Share economy startups which allow someone to ‘share’ their labour or skills have proliferated over the last few years. Even simple ‘share your skills’ communities with no commercial model have appeared such as Impossible.
Now these companies are joined by Pickle, a peer-to-peer mobile app that enables users to do ‘jobs’ for one another. Founder Daneh Westropp decided to create the app after running away from home and school at the age of 15 and realising that young people are often looking for ways to sustain themselves and make themselves independent.

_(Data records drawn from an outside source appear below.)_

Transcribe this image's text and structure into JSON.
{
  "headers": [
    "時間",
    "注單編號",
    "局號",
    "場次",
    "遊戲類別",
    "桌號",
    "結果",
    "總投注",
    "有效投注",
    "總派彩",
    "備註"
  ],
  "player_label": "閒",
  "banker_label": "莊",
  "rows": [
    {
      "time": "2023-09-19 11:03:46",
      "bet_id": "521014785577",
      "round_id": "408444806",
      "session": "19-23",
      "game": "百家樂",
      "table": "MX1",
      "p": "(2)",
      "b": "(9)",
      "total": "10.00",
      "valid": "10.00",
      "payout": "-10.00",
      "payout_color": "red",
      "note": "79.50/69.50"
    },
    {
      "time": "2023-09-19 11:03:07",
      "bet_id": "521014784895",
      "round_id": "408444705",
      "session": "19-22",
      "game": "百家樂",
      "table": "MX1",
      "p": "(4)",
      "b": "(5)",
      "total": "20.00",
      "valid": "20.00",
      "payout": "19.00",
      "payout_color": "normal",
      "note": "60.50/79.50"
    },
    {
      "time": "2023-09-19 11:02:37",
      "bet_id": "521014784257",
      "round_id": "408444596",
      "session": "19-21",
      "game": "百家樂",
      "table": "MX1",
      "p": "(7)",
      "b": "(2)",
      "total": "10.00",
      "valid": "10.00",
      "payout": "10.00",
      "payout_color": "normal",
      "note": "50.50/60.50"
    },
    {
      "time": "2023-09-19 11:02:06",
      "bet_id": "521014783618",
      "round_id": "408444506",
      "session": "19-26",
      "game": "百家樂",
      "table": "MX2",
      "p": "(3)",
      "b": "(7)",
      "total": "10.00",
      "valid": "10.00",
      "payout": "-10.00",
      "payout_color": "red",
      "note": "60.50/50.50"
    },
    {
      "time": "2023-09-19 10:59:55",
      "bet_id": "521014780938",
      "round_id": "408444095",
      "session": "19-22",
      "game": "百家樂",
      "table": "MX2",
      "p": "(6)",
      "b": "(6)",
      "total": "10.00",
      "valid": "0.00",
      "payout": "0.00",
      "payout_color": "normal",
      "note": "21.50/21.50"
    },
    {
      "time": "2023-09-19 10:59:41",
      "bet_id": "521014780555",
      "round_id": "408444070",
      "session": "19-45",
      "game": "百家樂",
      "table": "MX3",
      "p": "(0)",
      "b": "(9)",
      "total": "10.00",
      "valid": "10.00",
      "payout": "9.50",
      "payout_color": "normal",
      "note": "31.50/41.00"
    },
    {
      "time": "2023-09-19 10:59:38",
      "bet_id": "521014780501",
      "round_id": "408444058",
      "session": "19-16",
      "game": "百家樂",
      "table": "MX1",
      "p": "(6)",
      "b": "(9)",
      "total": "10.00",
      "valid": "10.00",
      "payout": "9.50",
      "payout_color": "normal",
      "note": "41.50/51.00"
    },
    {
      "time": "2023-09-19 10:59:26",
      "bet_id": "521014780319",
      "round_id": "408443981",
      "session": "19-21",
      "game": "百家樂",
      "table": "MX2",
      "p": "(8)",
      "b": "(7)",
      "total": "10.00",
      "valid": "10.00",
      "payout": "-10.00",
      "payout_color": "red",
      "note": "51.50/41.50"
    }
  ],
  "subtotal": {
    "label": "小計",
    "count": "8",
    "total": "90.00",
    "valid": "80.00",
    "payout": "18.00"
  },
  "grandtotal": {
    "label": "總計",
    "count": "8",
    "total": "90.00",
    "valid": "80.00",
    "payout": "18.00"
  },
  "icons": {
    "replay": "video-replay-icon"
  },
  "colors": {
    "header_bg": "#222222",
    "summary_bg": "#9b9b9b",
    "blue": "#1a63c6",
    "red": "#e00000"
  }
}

Users simply say what they want or need and how much they are willing to pay (if anything), others who are willing and capable then ask questions, negotiate and accept. The money is brokered through PayPal and once the Job is completed both parties rate each other. The app takes 20% from each completed job, 10% from either side of the transaction. The company is aiming to raise a seed round. There is an iOS and Android version.
But there’s a twist. Within the app users can ‘dare’ each other, the idea being to add an entertainment element into the mix. And this is a social jobs app with hashtags, @user and threaded comments.

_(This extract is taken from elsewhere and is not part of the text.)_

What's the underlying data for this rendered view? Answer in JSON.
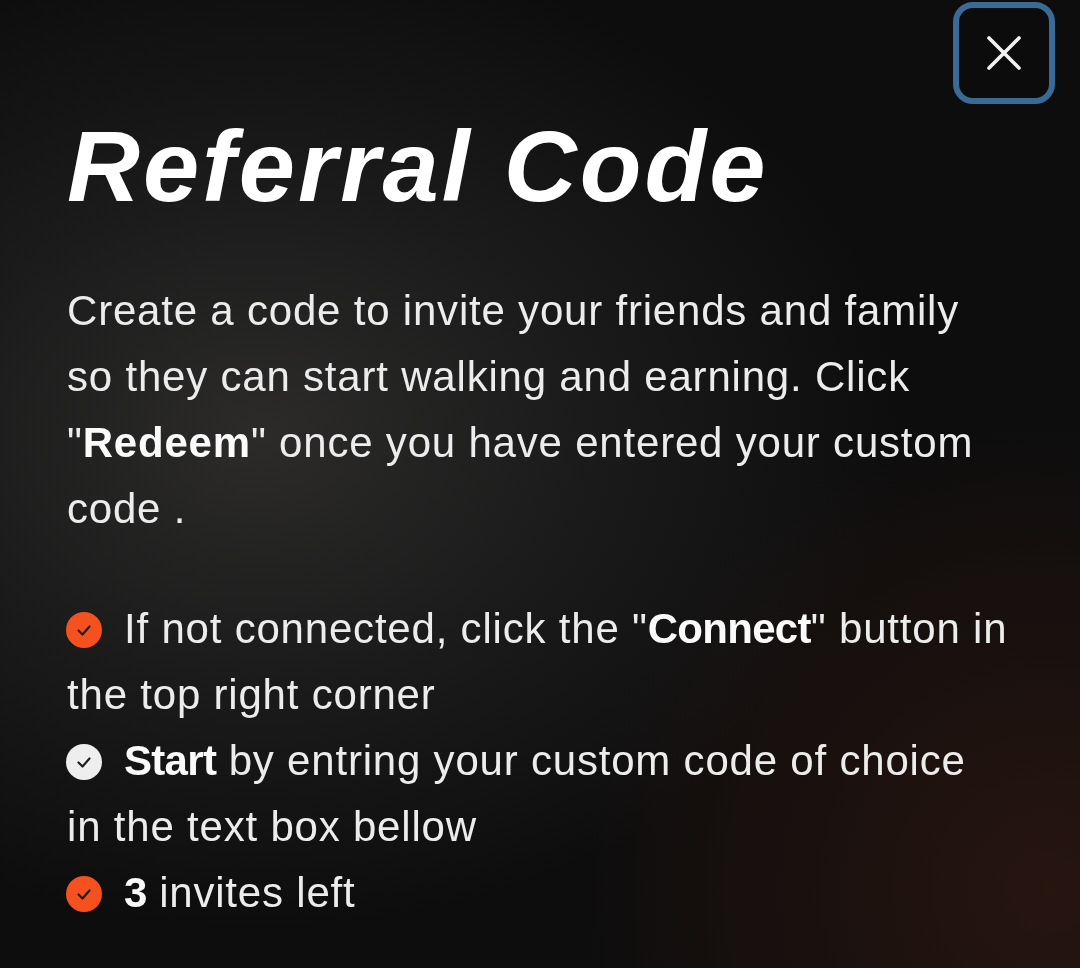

Although all this sounds pretty fanciful, Westropp says the target audience is “Gen Z” and Young Millennials who want to translate their interests into the gig economy. In other words they pick up tasks that are actually in line with what areas of work they are interested in.
She says so far the app has garnered 90,000 users since its launch in January, entirely organically. She adds it is not a TaskRabbit in that it contains dares or challenges making it more like a “social platform for jobs”.

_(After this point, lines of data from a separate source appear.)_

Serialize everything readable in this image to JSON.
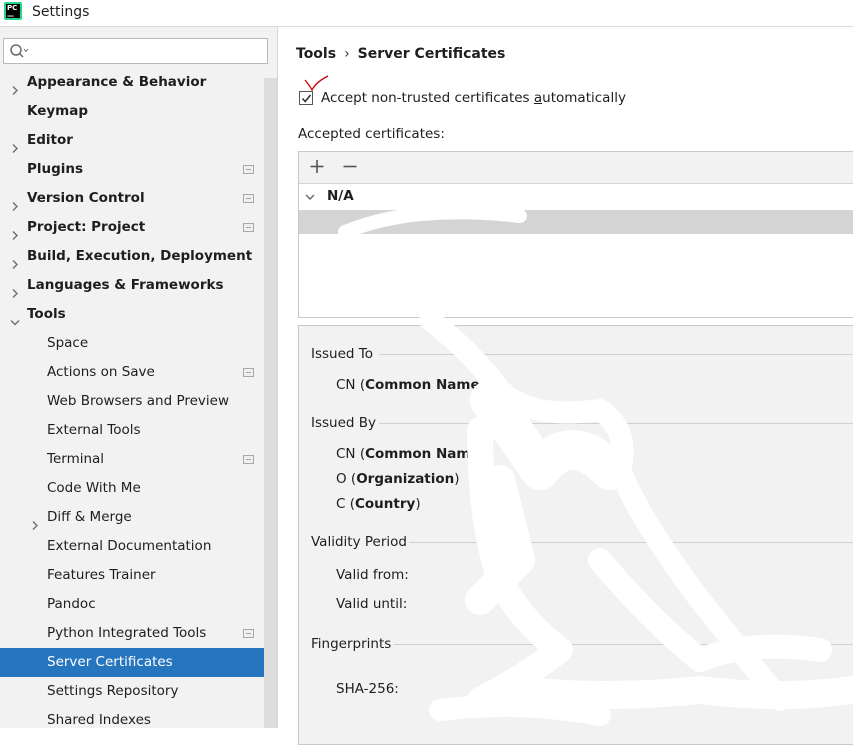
{
  "window": {
    "title": "Settings",
    "logo_text_top": "PC",
    "logo_text_bottom": "—"
  },
  "search": {
    "value": "",
    "placeholder": ""
  },
  "sidebar": {
    "items": [
      {
        "label": "Appearance & Behavior",
        "bold": true,
        "arrow": "right",
        "indent": 0,
        "project_icon": false
      },
      {
        "label": "Keymap",
        "bold": true,
        "arrow": "none",
        "indent": 0,
        "project_icon": false
      },
      {
        "label": "Editor",
        "bold": true,
        "arrow": "right",
        "indent": 0,
        "project_icon": false
      },
      {
        "label": "Plugins",
        "bold": true,
        "arrow": "none",
        "indent": 0,
        "project_icon": true
      },
      {
        "label": "Version Control",
        "bold": true,
        "arrow": "right",
        "indent": 0,
        "project_icon": true
      },
      {
        "label": "Project: Project",
        "bold": true,
        "arrow": "right",
        "indent": 0,
        "project_icon": true
      },
      {
        "label": "Build, Execution, Deployment",
        "bold": true,
        "arrow": "right",
        "indent": 0,
        "project_icon": false
      },
      {
        "label": "Languages & Frameworks",
        "bold": true,
        "arrow": "right",
        "indent": 0,
        "project_icon": false
      },
      {
        "label": "Tools",
        "bold": true,
        "arrow": "down",
        "indent": 0,
        "project_icon": false
      },
      {
        "label": "Space",
        "bold": false,
        "arrow": "none",
        "indent": 1,
        "project_icon": false
      },
      {
        "label": "Actions on Save",
        "bold": false,
        "arrow": "none",
        "indent": 1,
        "project_icon": true
      },
      {
        "label": "Web Browsers and Preview",
        "bold": false,
        "arrow": "none",
        "indent": 1,
        "project_icon": false
      },
      {
        "label": "External Tools",
        "bold": false,
        "arrow": "none",
        "indent": 1,
        "project_icon": false
      },
      {
        "label": "Terminal",
        "bold": false,
        "arrow": "none",
        "indent": 1,
        "project_icon": true
      },
      {
        "label": "Code With Me",
        "bold": false,
        "arrow": "none",
        "indent": 1,
        "project_icon": false
      },
      {
        "label": "Diff & Merge",
        "bold": false,
        "arrow": "right",
        "indent": 1,
        "project_icon": false
      },
      {
        "label": "External Documentation",
        "bold": false,
        "arrow": "none",
        "indent": 1,
        "project_icon": false
      },
      {
        "label": "Features Trainer",
        "bold": false,
        "arrow": "none",
        "indent": 1,
        "project_icon": false
      },
      {
        "label": "Pandoc",
        "bold": false,
        "arrow": "none",
        "indent": 1,
        "project_icon": false
      },
      {
        "label": "Python Integrated Tools",
        "bold": false,
        "arrow": "none",
        "indent": 1,
        "project_icon": true
      },
      {
        "label": "Server Certificates",
        "bold": false,
        "arrow": "none",
        "indent": 1,
        "project_icon": false,
        "selected": true
      },
      {
        "label": "Settings Repository",
        "bold": false,
        "arrow": "none",
        "indent": 1,
        "project_icon": false
      },
      {
        "label": "Shared Indexes",
        "bold": false,
        "arrow": "none",
        "indent": 1,
        "project_icon": false
      }
    ]
  },
  "content": {
    "breadcrumb": {
      "parent": "Tools",
      "separator": "›",
      "current": "Server Certificates"
    },
    "accept_checkbox": {
      "label_before": "Accept non-trusted certificates ",
      "label_mnemonic": "a",
      "label_after": "utomatically",
      "checked": true
    },
    "accepted_label": "Accepted certificates:",
    "toolbar": {
      "add_icon": "plus-icon",
      "remove_icon": "minus-icon"
    },
    "groups": [
      {
        "label": "N/A",
        "expanded": true
      }
    ],
    "details": {
      "issued_to": {
        "title": "Issued To",
        "fields": [
          {
            "prefix": "CN (",
            "bold": "Common Name",
            "suffix": ")"
          }
        ]
      },
      "issued_by": {
        "title": "Issued By",
        "fields": [
          {
            "prefix": "CN (",
            "bold": "Common Name",
            "suffix": ")"
          },
          {
            "prefix": "O (",
            "bold": "Organization",
            "suffix": ")"
          },
          {
            "prefix": "C (",
            "bold": "Country",
            "suffix": ")"
          }
        ]
      },
      "validity": {
        "title": "Validity Period",
        "valid_from": "Valid from:",
        "valid_until": "Valid until:"
      },
      "fingerprints": {
        "title": "Fingerprints",
        "sha256": "SHA-256:"
      }
    }
  },
  "colors": {
    "selection": "#2675bf",
    "sidebar_bg": "#f2f2f2",
    "annotation": "#cc0000"
  }
}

Westropp says Taskrabbit and Bizzby operate “inflexible business models, with long verification processes, limited tasks which translate into expensive and boring interactions with the consumer.” This means they are more like traditional job agencies with no community.
The founding team is Daneh Westropp, Bee Binitie, Dmtry Yhans. So far it has two Angel investors. Frederic Hofmann who is a director at Anthemis group (Fin tech investment company) and Nick Robbins.
Who knows, maybe it will take off with this generation. The challenge it faces is what happens when a young person answers a job that turns out not to be what they thought it was. There is a reason their competitors have longer verification processes rather than none…